= Extracted material =
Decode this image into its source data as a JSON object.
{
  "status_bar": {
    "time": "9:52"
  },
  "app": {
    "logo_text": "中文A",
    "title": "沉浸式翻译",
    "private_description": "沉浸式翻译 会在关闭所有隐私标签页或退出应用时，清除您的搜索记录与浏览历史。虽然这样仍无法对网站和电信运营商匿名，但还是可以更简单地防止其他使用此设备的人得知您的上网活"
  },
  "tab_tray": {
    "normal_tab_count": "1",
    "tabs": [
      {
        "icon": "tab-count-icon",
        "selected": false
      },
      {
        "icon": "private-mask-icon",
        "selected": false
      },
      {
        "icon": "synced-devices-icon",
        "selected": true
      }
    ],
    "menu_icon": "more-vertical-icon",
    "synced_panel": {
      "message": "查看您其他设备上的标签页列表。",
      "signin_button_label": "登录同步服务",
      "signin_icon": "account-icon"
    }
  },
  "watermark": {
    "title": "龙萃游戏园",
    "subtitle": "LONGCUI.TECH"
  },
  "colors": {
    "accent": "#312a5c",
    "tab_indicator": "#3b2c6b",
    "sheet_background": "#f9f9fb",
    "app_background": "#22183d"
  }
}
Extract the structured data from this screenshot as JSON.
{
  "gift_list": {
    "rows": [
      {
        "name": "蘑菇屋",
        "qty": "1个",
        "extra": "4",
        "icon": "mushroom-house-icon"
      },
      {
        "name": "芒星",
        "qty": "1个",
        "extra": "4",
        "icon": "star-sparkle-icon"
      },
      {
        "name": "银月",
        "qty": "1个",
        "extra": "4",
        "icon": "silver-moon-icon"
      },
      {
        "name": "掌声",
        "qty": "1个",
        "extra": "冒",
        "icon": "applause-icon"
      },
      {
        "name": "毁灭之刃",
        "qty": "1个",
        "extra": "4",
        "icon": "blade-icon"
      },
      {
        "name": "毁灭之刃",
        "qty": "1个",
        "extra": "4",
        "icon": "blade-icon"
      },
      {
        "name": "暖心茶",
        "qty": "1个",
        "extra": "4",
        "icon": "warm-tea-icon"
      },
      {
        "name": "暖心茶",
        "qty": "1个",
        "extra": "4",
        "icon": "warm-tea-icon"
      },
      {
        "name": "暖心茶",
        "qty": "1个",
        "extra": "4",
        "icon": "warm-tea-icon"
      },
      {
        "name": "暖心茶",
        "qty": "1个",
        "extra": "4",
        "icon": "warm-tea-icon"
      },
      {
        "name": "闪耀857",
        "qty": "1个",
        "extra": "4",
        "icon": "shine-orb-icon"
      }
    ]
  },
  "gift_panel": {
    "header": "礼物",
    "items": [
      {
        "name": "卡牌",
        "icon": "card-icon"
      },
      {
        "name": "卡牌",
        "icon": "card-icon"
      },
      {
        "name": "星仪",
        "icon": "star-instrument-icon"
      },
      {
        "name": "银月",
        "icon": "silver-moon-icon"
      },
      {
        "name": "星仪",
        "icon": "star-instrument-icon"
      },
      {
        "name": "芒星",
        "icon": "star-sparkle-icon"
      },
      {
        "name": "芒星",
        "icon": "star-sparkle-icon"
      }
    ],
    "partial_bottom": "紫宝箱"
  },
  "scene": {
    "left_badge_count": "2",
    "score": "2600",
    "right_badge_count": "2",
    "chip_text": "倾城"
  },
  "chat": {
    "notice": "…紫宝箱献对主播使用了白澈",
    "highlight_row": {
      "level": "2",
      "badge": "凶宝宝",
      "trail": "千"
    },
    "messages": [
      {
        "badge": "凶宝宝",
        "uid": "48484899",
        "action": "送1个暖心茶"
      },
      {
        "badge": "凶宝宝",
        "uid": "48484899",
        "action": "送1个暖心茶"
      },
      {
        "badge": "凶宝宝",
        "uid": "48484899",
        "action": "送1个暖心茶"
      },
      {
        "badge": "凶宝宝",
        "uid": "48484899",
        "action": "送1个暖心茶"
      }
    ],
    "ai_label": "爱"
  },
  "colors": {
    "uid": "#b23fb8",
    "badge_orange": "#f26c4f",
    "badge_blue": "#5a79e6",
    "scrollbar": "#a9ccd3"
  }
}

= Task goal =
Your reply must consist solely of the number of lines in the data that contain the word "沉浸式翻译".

= Answer below =
2